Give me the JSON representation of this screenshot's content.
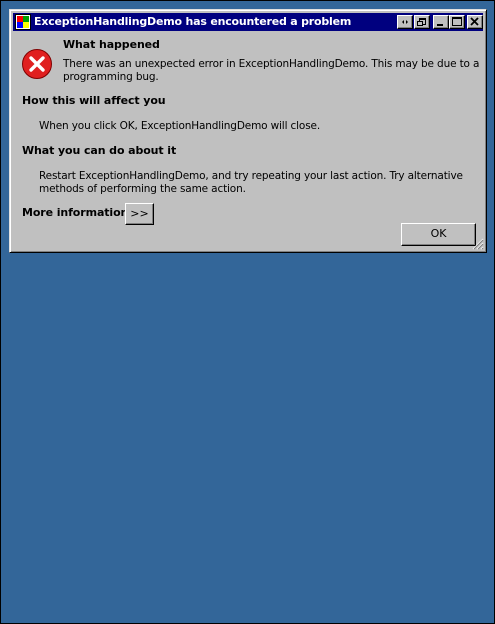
{
  "window": {
    "title": "ExceptionHandlingDemo has encountered a problem"
  },
  "sections": {
    "what_happened_heading": "What happened",
    "what_happened_line1": "There was an unexpected error in ExceptionHandlingDemo. This may be due to a",
    "what_happened_line2": "programming bug.",
    "affect_heading": "How this will affect you",
    "affect_body": "When you click OK, ExceptionHandlingDemo will close.",
    "do_heading": "What you can do about it",
    "do_line1": "Restart ExceptionHandlingDemo, and try repeating your last action. Try alternative",
    "do_line2": "methods of performing the same action.",
    "more_label": "More information"
  },
  "buttons": {
    "more": ">>",
    "ok": "OK"
  },
  "colors": {
    "desktop": "#336699",
    "titlebar": "#00007f",
    "dialog": "#c0c0c0",
    "error_red": "#e02020"
  },
  "icons": {
    "app": "app-icon",
    "error": "error-icon",
    "help": "help-icon",
    "restore": "restore-icon",
    "minimize": "minimize-icon",
    "maximize": "maximize-icon",
    "close": "close-icon",
    "size_grip": "size-grip-icon"
  }
}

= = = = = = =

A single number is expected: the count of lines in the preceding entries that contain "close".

YOUR RESPONSE
2